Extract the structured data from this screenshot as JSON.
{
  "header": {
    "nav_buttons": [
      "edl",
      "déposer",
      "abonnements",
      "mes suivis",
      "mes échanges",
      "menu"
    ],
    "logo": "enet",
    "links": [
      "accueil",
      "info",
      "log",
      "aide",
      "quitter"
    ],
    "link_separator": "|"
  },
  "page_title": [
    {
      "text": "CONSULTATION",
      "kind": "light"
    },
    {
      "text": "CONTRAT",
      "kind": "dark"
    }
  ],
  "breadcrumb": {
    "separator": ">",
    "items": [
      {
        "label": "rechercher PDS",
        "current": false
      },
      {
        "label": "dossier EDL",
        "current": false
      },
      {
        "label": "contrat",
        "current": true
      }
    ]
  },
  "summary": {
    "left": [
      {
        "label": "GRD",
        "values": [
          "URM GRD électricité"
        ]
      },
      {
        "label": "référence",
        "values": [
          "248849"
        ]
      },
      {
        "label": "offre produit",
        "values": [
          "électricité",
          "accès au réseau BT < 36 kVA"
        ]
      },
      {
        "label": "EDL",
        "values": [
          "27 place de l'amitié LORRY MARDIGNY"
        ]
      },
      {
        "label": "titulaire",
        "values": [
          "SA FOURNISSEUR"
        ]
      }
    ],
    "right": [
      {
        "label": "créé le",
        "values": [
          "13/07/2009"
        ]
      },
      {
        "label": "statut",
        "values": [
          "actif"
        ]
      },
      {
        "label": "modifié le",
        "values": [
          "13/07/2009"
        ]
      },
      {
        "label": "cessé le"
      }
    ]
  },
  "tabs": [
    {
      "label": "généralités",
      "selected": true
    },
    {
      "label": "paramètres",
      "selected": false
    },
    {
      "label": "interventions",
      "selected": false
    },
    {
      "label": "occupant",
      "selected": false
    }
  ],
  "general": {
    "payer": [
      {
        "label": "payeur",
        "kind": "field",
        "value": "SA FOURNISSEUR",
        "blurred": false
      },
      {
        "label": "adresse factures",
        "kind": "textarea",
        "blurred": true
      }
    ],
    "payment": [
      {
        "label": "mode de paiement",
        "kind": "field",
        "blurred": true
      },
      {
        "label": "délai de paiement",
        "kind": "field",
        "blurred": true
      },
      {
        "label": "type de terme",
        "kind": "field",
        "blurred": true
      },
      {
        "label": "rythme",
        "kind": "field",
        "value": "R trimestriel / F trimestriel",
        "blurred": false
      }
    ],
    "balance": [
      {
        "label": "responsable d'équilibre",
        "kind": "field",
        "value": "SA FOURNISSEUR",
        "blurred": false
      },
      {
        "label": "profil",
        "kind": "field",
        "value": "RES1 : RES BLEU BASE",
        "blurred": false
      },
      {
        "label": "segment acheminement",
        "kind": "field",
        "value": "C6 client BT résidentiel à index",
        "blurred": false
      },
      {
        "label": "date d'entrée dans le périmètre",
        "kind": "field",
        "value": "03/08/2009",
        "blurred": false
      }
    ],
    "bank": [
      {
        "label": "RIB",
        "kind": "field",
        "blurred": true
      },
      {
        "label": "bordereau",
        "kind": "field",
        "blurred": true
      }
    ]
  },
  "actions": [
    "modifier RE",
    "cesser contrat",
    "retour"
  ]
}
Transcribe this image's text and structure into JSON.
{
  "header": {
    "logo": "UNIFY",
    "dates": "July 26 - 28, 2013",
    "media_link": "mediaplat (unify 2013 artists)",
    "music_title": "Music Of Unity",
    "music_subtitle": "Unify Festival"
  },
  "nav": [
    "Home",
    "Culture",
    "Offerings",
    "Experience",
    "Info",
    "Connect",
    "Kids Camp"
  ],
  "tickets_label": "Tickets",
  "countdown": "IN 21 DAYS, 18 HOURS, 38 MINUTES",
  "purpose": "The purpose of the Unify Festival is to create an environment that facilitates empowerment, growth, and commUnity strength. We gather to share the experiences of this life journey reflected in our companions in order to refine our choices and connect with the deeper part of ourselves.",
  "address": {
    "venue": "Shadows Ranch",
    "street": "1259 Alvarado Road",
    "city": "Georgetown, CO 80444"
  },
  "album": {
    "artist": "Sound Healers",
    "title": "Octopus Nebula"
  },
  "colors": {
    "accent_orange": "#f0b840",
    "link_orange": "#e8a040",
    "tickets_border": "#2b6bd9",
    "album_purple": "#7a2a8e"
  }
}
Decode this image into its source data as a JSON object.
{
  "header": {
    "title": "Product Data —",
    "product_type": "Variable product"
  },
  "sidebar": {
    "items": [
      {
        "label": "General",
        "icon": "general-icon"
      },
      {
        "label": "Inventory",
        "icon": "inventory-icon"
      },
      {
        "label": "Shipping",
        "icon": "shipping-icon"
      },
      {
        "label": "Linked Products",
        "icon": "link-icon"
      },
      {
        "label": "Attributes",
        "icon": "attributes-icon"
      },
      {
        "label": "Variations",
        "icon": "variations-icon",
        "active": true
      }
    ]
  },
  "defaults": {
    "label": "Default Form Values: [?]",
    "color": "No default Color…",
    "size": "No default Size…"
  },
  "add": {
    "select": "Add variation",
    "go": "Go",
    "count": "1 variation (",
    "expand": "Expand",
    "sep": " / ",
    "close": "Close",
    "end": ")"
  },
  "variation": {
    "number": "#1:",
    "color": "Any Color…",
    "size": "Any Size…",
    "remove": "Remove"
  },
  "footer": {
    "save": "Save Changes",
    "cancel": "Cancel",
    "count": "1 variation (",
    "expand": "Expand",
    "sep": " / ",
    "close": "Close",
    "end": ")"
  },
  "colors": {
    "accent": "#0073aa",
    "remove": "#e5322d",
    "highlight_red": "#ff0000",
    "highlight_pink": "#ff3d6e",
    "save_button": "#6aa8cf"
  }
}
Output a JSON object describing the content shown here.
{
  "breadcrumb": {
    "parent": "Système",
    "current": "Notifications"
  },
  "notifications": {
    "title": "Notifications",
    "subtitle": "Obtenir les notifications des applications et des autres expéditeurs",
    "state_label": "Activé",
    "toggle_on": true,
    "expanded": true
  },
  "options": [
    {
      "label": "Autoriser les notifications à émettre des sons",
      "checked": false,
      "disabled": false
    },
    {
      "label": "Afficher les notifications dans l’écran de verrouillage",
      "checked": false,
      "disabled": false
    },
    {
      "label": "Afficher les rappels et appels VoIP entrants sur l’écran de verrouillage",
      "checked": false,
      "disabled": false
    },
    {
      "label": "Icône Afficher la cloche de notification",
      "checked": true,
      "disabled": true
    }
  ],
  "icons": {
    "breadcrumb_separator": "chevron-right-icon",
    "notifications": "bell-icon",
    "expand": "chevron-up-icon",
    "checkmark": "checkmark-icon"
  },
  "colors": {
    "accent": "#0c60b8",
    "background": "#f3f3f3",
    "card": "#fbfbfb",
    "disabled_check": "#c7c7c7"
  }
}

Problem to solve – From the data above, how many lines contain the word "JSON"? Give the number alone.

Written reply – 4